Photos: Funding risker project including Dementia and Art, Sensory Rooms, Dragging the Chain, PetaJakarta, 3D printed microtonal flutes and after school cultural programs to name a few.




Team Building


Global Challenges was floated when UOW had 11 faculties, by the time it was launched we had 5, but we decided on a 3 faulty rule for interdisciplinarity.


I am not going to discuss here if this was or wasn’t the right definition of “interdisciplinarity” but what I would say is that we didn’t take this “rule” lightly. If GC was going to be successful in bringing teams together, then that is what we needed to do. Someone once compared us to a “match-making” service, and whilst I am not sure that was meant as a compliment, that is how we took it.


We held drop-in sessions, coffee catch-ups, challenge workshops, presented and attended community and industry engagement events and meetings. If you need a disability lawyer, a dietitian, a materials scientist, a human geographer, an artist, we would introduce you. If we didn’t know who to connect you with we would find out or we would support you to find someone from outside our networks. As a scientist, I have learnt so much about the value of the SHAPE disciplines and it has been transformational in how I view the world, and this is the gift that working in a diverse team gives.



Photo: Keystone Funded Teams 2018, credit Paul Jones UOW


Getting a team to submit a grant application is one thing, but getting a research project to run successfully is another. So we created guides on how to lead and run projects (long before virtual zoom meetings, and shared OneDrive folders were the norm). We also helped mentor and problem solve when projects needed support. Often it felt like we were the safety net below projects, nice for them to know we were there, essential when needed and providing the support for them to strive higher and succeed.

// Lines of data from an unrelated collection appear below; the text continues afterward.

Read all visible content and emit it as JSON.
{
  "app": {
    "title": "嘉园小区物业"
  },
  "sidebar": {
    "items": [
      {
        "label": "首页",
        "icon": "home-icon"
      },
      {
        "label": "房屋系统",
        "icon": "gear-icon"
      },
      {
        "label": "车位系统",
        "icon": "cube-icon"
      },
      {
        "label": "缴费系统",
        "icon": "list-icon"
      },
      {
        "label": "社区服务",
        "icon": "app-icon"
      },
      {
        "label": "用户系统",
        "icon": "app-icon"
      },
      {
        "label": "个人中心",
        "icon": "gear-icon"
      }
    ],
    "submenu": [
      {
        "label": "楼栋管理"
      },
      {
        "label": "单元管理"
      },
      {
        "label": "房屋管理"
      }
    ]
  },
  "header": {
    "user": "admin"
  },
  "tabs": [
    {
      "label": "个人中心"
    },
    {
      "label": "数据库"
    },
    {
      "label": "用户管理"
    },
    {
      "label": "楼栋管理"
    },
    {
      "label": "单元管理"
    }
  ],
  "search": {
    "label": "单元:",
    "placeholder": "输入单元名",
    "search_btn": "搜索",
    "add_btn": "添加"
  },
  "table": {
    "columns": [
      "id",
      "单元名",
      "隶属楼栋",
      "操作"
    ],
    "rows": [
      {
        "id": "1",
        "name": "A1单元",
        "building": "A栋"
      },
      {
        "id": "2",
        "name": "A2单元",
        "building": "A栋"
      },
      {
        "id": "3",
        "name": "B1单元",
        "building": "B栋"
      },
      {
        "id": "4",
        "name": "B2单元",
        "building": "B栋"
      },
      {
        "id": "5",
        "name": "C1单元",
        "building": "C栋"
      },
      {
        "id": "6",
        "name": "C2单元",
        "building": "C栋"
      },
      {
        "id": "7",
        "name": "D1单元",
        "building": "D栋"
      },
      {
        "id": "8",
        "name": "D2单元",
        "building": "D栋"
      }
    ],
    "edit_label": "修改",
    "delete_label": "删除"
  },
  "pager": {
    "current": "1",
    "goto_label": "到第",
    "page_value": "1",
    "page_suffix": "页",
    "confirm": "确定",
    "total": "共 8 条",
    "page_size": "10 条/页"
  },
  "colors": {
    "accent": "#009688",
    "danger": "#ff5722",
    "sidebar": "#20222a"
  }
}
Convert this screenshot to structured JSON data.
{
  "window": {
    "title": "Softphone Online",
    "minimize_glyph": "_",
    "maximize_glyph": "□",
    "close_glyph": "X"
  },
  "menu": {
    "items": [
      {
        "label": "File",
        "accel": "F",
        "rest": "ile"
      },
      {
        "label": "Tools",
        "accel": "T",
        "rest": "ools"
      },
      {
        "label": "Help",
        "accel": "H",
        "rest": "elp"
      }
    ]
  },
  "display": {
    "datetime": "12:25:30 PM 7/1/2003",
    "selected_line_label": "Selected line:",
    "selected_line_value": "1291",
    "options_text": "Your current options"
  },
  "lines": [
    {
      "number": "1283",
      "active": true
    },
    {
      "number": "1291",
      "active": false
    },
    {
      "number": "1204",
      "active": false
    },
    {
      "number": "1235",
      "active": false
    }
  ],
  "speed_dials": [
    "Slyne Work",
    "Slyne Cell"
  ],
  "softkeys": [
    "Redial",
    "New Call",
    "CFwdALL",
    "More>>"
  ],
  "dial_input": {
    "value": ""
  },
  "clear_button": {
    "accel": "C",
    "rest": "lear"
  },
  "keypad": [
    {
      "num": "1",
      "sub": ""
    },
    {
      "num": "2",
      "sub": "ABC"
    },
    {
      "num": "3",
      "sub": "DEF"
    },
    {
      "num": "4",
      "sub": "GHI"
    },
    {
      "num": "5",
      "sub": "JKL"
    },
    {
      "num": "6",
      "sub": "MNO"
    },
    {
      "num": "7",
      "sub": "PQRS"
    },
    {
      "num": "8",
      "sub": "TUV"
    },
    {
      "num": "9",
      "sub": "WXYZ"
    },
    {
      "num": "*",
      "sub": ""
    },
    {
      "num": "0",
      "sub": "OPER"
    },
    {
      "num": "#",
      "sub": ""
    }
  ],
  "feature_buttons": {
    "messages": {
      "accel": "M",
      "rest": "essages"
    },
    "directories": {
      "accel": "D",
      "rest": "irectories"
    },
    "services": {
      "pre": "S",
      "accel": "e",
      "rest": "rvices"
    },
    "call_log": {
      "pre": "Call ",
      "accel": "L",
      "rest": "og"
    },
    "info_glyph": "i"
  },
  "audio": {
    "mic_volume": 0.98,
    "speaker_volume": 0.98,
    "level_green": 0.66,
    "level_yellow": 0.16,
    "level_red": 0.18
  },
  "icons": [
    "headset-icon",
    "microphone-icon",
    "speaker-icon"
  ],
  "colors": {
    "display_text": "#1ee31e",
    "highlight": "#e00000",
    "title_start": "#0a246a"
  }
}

Photo: Global Challenges Inductions, training and zoom drop-ins



Leadership


I have intentionally left this one to last, as being one of the inaugural leaders of this program, it seemed a little self-serving to say that leadership was one of the major take-homes from the program that I would like to see become ubiquitous. What I am talking about here is not positional leadership, rather, it is situational and personal leadership.


Over the last eight years, I worked alongside six inspirational professors as challenge leaders and program executive directors. They were critical for the program’s success, these leaders shared or gave away power to ensure the development of leadership in others, and I personally benefited greatly from this.


Photo: GC Leaders in action


I look around the campus now at people who are Associate Professors or Professors who were ECRs when we announced our first round of funding in 2013, I can see the role that being part of the Global Challenges family has had in their development and am hopeful that we helped create a generation of leaders who will lift as they climb. This is a legacy for which the program can be justifiably proud.


To the future awaits both me and the Global Challenges Program and many thank to all of the GC team who have truly become family - Sharon, Chris, Geoff, Lorna, Kerrylee, Clive, Stuart, Kate, India, Suzi, Nicole, James, Anna, Ellie, Rowena, Tasch, Amy, Jessica, Diana, Georgia, Emma and Liz.



Photos: The Global Challenges Family

284 views0 comments

Recent Posts

See All

Comments


bottom of page